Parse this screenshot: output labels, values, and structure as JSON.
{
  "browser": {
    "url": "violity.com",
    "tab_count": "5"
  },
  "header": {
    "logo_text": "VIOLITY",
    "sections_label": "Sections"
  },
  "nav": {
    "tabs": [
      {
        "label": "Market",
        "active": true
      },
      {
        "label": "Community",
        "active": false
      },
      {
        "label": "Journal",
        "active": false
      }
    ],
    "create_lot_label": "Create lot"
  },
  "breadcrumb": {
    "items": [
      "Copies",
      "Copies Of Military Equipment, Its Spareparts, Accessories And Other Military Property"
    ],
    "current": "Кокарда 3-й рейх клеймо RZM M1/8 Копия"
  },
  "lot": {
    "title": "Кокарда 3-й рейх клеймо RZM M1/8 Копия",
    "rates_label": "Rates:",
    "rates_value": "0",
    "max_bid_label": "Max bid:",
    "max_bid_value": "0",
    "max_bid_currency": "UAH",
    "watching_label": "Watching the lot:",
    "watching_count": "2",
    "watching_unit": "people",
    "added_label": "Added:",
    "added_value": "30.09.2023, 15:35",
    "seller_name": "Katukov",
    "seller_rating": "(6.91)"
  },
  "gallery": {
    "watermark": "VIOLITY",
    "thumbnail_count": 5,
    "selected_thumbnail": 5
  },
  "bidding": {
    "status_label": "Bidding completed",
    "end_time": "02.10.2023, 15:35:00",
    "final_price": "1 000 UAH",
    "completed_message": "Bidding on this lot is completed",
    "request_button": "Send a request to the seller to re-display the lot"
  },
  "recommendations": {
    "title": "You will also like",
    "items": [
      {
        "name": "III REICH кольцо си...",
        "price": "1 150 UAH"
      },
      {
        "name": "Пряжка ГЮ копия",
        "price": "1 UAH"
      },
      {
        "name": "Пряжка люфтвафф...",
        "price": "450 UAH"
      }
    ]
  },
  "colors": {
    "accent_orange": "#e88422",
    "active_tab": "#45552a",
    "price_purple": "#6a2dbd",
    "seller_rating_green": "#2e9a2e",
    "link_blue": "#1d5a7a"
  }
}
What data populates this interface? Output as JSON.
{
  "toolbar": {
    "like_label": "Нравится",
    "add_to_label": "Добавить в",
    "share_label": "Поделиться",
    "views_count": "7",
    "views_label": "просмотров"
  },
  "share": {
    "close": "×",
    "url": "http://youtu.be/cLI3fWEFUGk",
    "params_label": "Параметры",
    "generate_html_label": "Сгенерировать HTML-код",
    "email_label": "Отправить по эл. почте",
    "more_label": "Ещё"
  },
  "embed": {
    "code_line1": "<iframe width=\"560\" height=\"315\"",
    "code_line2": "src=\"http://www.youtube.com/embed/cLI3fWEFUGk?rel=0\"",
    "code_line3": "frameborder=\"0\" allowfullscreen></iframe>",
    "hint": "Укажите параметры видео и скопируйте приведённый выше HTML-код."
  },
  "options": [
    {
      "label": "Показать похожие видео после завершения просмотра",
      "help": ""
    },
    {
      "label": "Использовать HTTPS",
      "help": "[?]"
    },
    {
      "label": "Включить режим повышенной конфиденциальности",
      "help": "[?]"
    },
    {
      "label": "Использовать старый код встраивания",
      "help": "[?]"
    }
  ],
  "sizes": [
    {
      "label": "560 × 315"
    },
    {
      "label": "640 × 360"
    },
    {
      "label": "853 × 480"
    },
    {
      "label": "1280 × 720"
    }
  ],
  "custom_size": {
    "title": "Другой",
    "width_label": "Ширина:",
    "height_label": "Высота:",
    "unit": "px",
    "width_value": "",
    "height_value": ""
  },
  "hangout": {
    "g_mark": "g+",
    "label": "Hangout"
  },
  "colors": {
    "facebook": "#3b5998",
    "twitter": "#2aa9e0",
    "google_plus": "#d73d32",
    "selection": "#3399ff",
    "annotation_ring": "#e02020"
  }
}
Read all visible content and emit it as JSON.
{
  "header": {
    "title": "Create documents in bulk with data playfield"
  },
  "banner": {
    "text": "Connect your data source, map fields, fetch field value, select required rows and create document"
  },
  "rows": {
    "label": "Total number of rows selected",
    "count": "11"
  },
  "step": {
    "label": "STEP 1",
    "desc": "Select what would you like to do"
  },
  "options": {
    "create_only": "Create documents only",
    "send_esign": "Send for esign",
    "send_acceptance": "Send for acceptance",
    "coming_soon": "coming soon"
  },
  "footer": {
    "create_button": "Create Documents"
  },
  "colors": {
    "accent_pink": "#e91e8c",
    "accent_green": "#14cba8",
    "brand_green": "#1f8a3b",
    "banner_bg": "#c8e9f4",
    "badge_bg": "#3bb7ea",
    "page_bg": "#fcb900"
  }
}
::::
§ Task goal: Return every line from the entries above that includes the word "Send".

§ Finished task:
    "request_button": "Send a request to the seller to re-display the lot"
    "send_esign": "Send for esign",
    "send_acceptance": "Send for acceptance",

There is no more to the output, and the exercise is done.